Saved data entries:
---

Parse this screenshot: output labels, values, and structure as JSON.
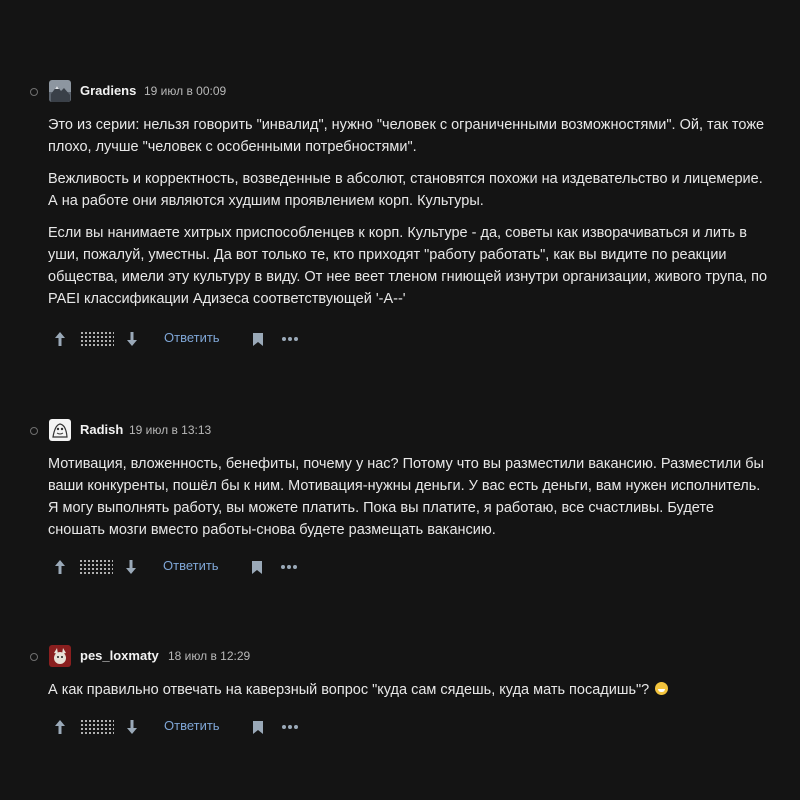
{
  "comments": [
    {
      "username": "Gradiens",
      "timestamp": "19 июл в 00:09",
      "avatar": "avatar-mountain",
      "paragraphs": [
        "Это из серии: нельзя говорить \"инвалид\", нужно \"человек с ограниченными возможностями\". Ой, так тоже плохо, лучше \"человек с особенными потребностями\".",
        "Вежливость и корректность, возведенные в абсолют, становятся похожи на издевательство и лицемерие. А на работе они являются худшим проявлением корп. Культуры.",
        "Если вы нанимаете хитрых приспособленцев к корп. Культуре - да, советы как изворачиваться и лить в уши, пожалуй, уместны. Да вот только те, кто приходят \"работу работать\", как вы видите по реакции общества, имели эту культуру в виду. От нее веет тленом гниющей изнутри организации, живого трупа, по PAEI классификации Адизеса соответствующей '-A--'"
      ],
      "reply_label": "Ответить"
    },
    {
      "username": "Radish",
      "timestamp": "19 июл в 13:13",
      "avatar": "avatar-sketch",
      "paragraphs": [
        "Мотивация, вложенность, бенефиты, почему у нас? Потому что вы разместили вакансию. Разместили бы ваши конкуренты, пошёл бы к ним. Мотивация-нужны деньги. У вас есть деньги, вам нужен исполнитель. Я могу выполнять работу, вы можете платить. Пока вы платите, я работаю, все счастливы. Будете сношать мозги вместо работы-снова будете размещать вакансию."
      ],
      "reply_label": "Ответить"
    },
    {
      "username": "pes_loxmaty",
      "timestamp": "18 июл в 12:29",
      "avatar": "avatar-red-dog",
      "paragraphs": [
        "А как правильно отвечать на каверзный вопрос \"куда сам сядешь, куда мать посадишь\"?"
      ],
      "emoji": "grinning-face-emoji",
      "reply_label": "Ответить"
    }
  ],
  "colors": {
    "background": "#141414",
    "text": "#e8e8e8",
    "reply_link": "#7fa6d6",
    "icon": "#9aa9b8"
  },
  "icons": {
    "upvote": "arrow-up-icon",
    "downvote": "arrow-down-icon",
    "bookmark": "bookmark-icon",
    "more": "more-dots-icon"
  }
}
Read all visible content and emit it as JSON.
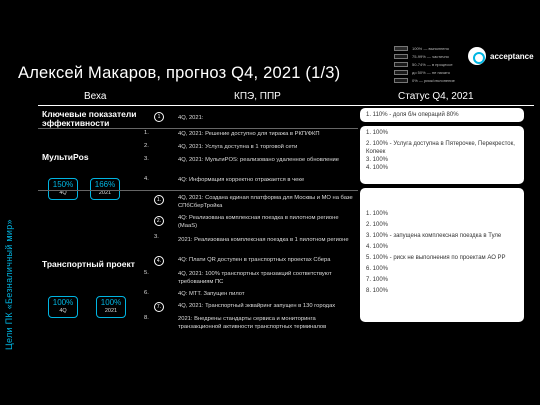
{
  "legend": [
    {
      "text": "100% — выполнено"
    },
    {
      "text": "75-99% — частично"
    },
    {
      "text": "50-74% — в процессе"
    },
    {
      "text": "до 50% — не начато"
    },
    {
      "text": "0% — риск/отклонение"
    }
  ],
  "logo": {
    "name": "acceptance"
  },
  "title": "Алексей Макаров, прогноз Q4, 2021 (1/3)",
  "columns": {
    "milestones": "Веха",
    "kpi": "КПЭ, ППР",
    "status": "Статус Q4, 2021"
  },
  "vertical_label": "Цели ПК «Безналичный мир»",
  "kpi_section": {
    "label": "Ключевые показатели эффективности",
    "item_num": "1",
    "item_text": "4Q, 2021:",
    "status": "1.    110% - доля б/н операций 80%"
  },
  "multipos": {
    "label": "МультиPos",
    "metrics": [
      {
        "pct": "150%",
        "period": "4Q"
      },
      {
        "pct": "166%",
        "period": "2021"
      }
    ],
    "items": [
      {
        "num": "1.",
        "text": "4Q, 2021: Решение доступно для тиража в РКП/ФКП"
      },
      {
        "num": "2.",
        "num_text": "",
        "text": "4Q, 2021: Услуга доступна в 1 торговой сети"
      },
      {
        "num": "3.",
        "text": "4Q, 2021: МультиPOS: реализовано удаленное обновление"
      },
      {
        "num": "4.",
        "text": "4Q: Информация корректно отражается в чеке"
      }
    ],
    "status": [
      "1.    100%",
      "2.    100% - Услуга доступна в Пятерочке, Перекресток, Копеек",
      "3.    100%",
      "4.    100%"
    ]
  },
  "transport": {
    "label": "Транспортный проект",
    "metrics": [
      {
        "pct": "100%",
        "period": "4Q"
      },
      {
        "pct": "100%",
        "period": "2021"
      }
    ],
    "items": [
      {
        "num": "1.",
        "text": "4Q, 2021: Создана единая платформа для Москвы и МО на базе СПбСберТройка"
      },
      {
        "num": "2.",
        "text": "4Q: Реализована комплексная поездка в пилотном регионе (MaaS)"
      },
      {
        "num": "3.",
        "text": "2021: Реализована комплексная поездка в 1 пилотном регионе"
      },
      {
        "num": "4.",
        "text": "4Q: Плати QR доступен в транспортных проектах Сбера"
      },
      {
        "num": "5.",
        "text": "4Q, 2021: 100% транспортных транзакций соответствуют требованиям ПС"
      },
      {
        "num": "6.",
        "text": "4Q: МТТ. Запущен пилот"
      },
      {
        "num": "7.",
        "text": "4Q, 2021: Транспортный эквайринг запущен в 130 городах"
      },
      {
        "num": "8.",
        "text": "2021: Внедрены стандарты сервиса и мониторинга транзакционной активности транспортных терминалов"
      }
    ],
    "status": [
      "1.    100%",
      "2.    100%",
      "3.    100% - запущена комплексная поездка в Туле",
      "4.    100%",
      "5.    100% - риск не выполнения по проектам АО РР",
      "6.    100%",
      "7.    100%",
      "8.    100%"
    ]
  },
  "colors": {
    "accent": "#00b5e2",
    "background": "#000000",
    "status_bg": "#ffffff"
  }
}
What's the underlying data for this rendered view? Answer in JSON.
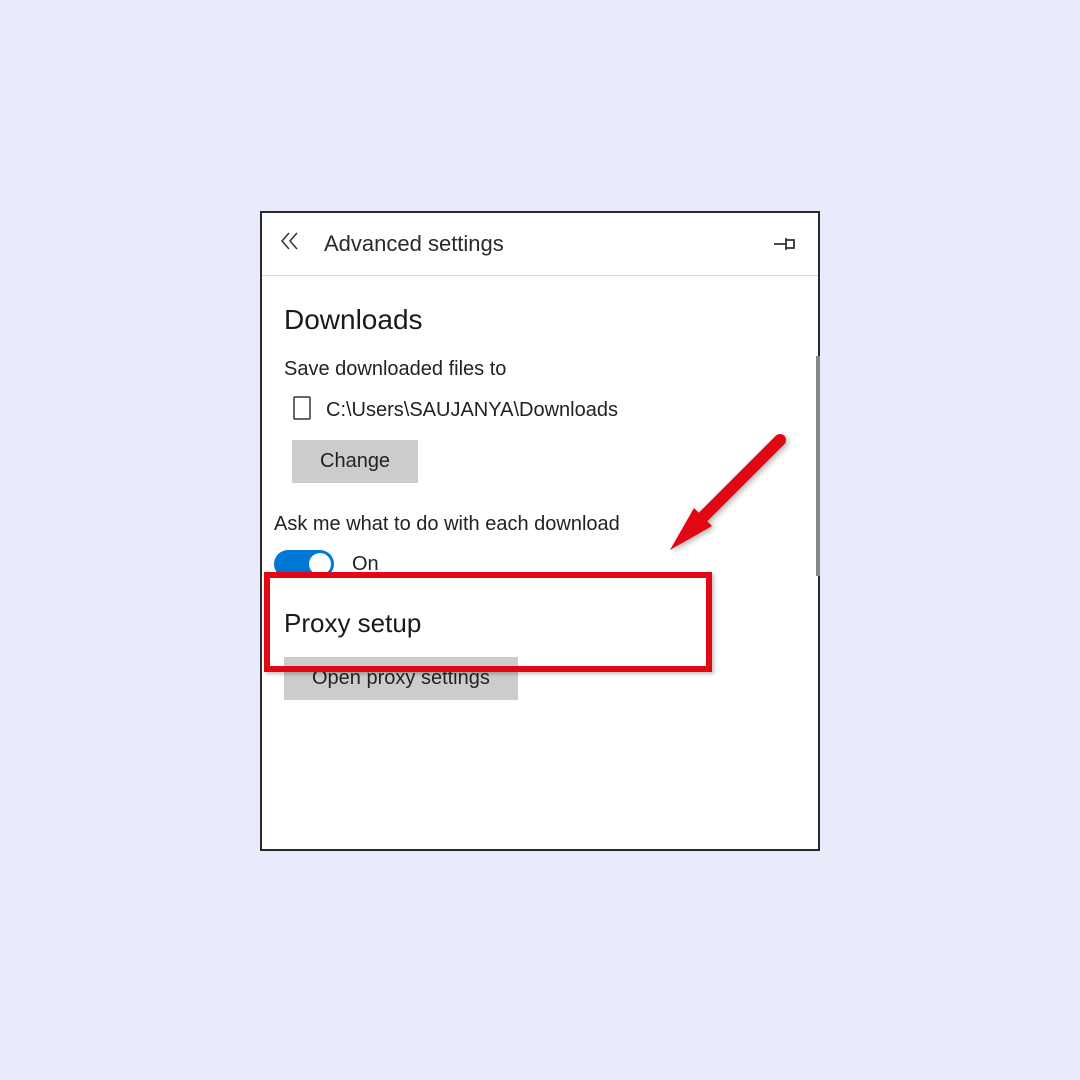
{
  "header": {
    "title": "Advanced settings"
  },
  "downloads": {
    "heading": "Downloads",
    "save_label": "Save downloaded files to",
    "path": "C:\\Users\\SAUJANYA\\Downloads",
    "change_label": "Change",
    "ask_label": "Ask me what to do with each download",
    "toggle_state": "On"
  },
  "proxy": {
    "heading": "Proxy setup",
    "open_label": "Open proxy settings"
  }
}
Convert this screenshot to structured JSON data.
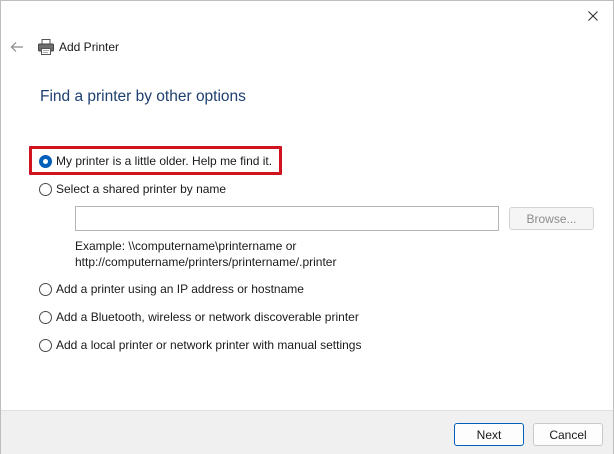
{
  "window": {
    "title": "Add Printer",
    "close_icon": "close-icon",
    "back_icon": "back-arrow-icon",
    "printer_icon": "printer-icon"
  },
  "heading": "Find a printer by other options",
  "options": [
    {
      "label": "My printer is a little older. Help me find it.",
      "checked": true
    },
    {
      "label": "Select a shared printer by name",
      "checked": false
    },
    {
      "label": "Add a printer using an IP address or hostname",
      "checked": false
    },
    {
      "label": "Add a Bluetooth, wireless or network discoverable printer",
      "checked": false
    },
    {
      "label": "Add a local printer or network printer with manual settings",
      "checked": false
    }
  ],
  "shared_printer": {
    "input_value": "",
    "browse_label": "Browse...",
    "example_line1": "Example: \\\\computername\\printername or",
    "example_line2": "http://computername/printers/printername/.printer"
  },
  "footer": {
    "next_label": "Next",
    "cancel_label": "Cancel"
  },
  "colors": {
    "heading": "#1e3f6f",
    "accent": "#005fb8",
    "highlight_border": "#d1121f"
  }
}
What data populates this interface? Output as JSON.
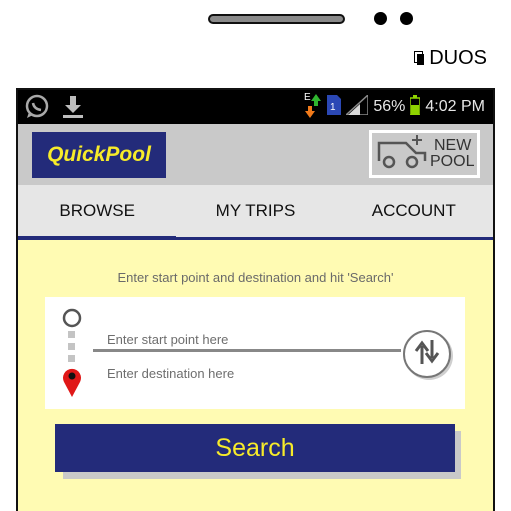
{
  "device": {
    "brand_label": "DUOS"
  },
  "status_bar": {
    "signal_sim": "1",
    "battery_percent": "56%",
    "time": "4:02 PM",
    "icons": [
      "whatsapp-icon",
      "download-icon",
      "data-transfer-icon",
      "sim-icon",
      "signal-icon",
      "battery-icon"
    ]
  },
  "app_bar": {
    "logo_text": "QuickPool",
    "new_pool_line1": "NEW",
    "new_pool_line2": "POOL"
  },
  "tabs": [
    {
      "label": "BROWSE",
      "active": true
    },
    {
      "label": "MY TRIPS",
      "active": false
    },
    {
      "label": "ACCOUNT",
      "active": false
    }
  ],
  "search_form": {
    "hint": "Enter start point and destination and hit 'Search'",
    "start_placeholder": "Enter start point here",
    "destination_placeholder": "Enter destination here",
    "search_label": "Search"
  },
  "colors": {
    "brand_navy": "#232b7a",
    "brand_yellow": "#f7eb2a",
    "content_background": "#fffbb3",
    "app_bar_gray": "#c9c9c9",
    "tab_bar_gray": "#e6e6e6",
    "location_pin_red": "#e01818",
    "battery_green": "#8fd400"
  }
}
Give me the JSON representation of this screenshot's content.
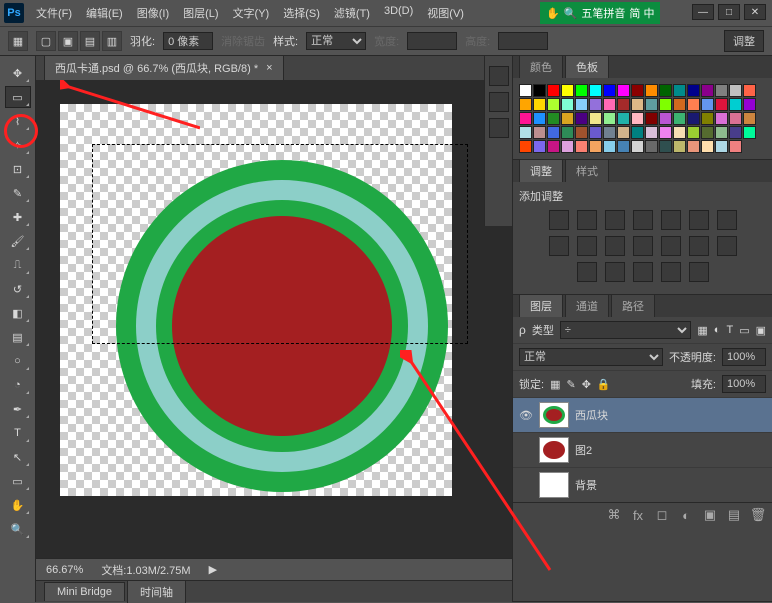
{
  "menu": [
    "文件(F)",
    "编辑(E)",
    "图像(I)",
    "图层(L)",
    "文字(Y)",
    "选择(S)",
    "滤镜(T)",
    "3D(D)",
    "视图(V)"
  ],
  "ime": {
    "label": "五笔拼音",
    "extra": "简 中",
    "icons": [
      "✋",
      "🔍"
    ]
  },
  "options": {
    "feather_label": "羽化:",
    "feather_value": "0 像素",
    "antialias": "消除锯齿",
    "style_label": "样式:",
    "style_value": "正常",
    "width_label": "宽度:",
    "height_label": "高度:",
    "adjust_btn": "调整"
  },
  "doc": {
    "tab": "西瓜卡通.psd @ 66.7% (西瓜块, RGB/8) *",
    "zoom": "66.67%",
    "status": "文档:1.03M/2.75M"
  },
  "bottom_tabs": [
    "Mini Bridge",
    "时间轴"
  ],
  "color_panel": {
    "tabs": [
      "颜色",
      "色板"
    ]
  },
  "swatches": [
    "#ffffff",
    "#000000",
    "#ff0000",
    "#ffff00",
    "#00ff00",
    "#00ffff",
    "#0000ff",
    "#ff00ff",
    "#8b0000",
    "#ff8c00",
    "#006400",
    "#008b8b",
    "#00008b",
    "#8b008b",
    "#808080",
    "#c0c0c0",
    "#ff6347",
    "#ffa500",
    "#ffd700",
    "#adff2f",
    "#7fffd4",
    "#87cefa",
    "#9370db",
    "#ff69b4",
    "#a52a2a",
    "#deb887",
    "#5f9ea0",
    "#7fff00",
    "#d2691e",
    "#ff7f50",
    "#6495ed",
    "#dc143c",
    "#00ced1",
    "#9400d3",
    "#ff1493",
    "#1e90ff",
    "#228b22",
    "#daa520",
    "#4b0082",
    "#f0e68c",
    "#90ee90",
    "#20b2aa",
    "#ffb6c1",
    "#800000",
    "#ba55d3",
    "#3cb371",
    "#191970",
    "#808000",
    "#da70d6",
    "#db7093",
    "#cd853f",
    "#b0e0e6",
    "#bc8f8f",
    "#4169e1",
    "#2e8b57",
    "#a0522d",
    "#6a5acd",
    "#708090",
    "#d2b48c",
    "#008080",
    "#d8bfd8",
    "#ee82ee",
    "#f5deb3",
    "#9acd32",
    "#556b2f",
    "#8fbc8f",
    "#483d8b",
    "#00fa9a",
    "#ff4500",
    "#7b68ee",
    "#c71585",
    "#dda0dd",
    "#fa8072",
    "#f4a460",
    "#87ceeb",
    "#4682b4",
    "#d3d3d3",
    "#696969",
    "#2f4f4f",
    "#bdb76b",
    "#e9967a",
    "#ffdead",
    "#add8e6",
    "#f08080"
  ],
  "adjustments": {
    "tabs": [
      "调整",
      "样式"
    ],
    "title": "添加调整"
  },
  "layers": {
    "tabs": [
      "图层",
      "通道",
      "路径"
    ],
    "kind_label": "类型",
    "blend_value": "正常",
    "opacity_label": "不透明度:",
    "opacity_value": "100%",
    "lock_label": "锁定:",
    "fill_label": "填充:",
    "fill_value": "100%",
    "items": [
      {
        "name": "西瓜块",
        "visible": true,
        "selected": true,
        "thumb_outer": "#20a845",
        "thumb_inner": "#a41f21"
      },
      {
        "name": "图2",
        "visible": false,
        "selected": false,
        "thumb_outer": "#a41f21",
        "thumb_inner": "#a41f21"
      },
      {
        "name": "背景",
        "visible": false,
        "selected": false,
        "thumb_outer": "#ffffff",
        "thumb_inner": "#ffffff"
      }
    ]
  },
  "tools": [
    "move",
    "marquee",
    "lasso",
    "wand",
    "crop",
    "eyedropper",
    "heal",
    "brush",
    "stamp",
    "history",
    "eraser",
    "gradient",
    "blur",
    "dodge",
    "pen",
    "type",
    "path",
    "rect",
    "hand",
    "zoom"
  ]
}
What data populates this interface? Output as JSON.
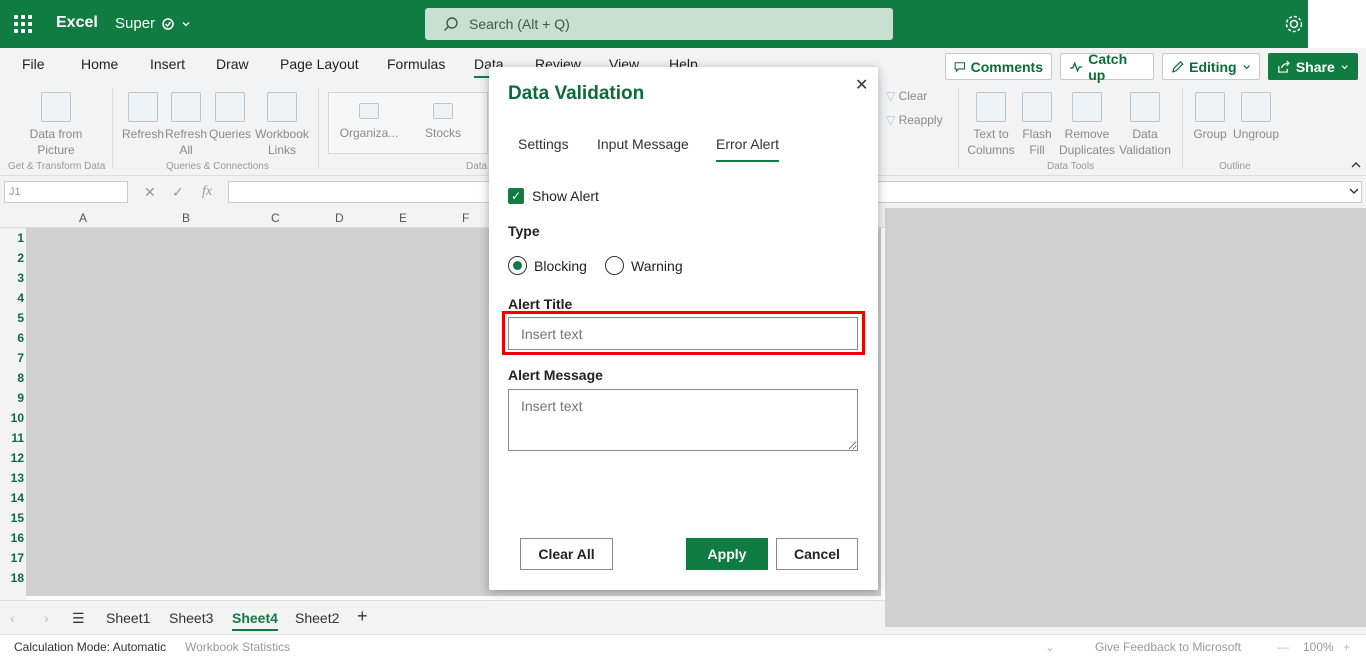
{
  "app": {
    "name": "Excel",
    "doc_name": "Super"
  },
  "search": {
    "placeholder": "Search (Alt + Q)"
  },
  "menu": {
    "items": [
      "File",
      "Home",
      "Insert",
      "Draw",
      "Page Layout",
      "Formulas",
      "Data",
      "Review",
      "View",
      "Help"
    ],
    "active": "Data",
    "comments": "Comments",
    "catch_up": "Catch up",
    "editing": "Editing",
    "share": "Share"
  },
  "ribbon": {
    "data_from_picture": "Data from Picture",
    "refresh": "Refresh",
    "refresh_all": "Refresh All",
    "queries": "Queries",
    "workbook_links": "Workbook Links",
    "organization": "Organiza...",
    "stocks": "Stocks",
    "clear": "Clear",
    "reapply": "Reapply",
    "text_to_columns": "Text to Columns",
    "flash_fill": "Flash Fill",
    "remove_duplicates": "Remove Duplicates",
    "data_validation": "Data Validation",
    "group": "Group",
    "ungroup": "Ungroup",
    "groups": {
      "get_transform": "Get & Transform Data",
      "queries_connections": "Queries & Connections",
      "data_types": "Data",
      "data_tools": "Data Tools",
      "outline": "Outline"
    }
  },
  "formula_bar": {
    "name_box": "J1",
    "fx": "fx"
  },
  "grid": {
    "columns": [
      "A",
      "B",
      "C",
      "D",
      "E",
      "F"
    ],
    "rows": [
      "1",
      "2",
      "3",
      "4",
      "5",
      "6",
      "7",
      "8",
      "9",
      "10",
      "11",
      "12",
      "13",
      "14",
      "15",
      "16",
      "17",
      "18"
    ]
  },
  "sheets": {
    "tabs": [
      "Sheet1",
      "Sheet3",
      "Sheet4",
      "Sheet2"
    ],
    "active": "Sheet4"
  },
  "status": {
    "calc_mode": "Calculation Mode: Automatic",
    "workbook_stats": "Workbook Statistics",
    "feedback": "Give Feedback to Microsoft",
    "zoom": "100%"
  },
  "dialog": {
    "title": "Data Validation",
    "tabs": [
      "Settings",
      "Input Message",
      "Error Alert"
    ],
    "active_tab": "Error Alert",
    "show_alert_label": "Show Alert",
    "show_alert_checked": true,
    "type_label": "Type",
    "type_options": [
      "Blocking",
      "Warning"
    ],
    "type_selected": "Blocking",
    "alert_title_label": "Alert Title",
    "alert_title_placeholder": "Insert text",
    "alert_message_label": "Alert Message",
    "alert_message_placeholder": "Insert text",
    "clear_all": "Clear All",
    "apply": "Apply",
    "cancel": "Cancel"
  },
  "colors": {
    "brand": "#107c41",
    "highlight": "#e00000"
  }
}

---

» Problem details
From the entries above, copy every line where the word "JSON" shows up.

» Response below
Parse this screenshot: output labels, values, and structure as JSON.
Read all visible content and emit it as JSON.
What's the underlying data for this rendered view? Answer in JSON.
Convert this screenshot to structured JSON data.
What data populates this interface? Output as JSON.
Give me the JSON representation of this screenshot's content.
What data populates this interface? Output as JSON.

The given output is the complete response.